Kyle Rodland, 35, took his young sons to get ice cream downtown late Saturday morning. Among those, Airbnb said it would ban users who rent out their properties to participate in the Unite the Right rally, citing their terms of service, stating users agree, "To treat everyone in the Airbnb community - regardless of their race, religion, national origin, ethnicity, disability, sex, gender identity, sexual orientation or age - with respect, and without judgment or bias". Those torches carried by white supremacists in Charlottesville a year ago shone a light on an ugly truth.

The group paraded through the University of Virginia's campus, shouting racist and anti-Semitic slogans.
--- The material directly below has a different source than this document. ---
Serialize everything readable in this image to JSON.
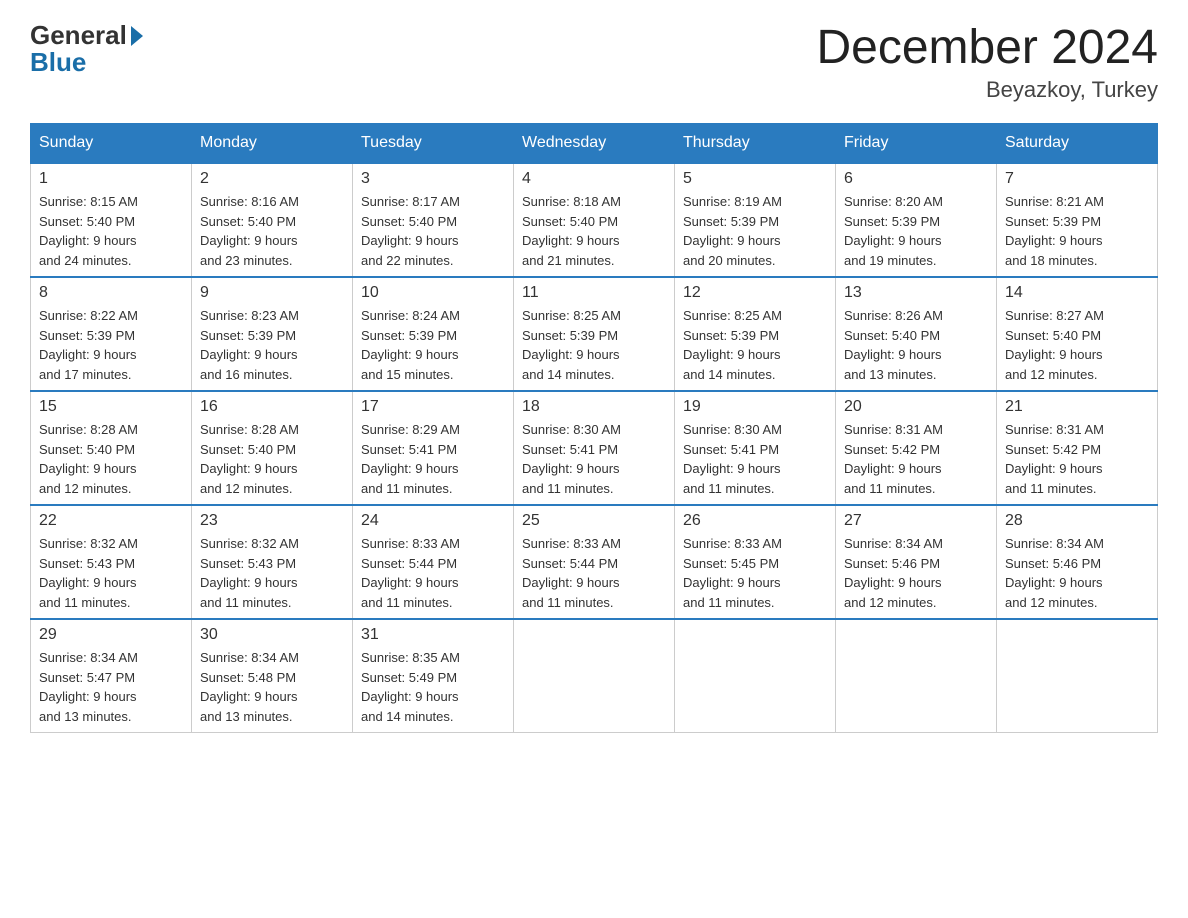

On Saturday, students and activists plan to hold a "Rally for Justice" on campus while the university is hosting a "morning of reflection and renewal", with poetry readings and musical performances.

The city said increased police presence in Charlottesville this weekend is meant to deter violence and keep people safe.

The demonstrations also come at a time when the wounds from last year's clash in Charlottesville remain raw, particularly in regards to the death of counterprotester Heather Heyer, who was killed when a suspected neo-Nazi sympathizer drove a auto into a crowd.

The suspect in the attack, James A. Fields, was later charged with federal hate crimes.

Two Virginia state troopers who were monitoring the rally were later killed in the line of duty when their helicopter crashed.

Jason Kessler, the primary organizer of last summer's rally, sued the city of Charlottesville after it refused to issue him a permit for another event this weekend.